My single biggest qualm relates to student hesitancy to provide me with their transcript. Students will send me their resume and their cover letter (maybe), and then ask me if I need anything else. (Well, duh -- I need your transcript, too.)
I think students feel self-conscious about sharing their transcript, perhaps thinking that if I saw the C+ they received in Torts, I would think they were dumb. But I'm quite used to seeing grades and whatnot, and am just looking for information on the candidates strengths and weaknesses, so that I can frame the reference letter ("Yes, so and so got a C+ in Contracts, but that must have been unrepresentative; she clearly displayed smarts and legal acumen in my class.")
My best advice for requesting letters: make it *easy* on your recommender. Give the recommender specific informatoin on the job, why you are applying, your grades, your resume, and any other information. Do not cryptically ask for a generic recommendation and attach only your resume.
I would never refuse a recommendation from a student who received a strong grade in my class, unless something weird was going on. But the better I know you, the better your recommendation will be. If I barely know you and you send me little information, the recommendation letter will look largely canned and might not help you that much.
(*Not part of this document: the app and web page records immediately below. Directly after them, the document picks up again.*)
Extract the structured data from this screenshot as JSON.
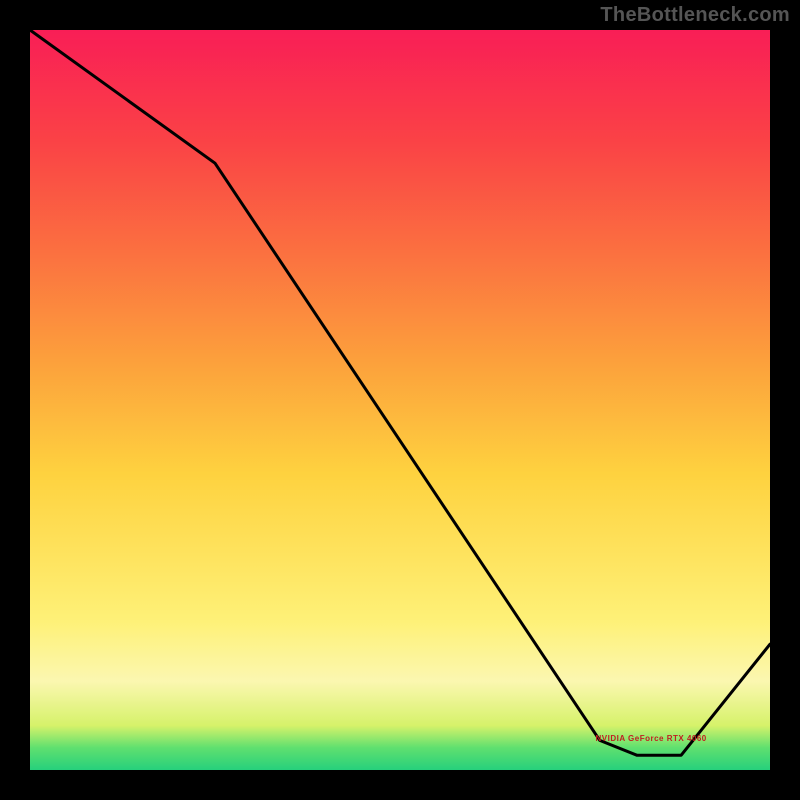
{
  "watermark": "TheBottleneck.com",
  "marker_label": "NVIDIA GeForce RTX 4060",
  "chart_data": {
    "type": "line",
    "title": "",
    "xlabel": "",
    "ylabel": "",
    "xlim": [
      0,
      100
    ],
    "ylim": [
      0,
      100
    ],
    "x": [
      0,
      25,
      77,
      82,
      88,
      100
    ],
    "values": [
      100,
      82,
      4,
      2,
      2,
      17
    ],
    "green_band_y": [
      0,
      3
    ],
    "yellow_white_band_y": [
      3,
      20
    ],
    "marker_x_range": [
      77,
      88
    ],
    "gradient_stops": [
      {
        "pct": 0,
        "color": "#26d07c"
      },
      {
        "pct": 3,
        "color": "#5fe06f"
      },
      {
        "pct": 6,
        "color": "#d6f26a"
      },
      {
        "pct": 12,
        "color": "#fbf7b0"
      },
      {
        "pct": 20,
        "color": "#fef178"
      },
      {
        "pct": 40,
        "color": "#fed23f"
      },
      {
        "pct": 55,
        "color": "#fca13c"
      },
      {
        "pct": 70,
        "color": "#fb7040"
      },
      {
        "pct": 85,
        "color": "#fa4246"
      },
      {
        "pct": 100,
        "color": "#f91e56"
      }
    ]
  }
}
I prefer personal meetings. If a student emails me and asks for a rec, I always say that we need to meet in person. If they've since graduated, I request a phone call.
kalvano wrote:What's appropriate when it comes to letters of recommendation? At what point do you feel comfortable writing a student one? Is one class with an office visit or two and a good grade enough? Or does it need to be a more personal level than that?
And how do you prefer to be approached? Schedule an office visit, ask in an email, ask after class one day?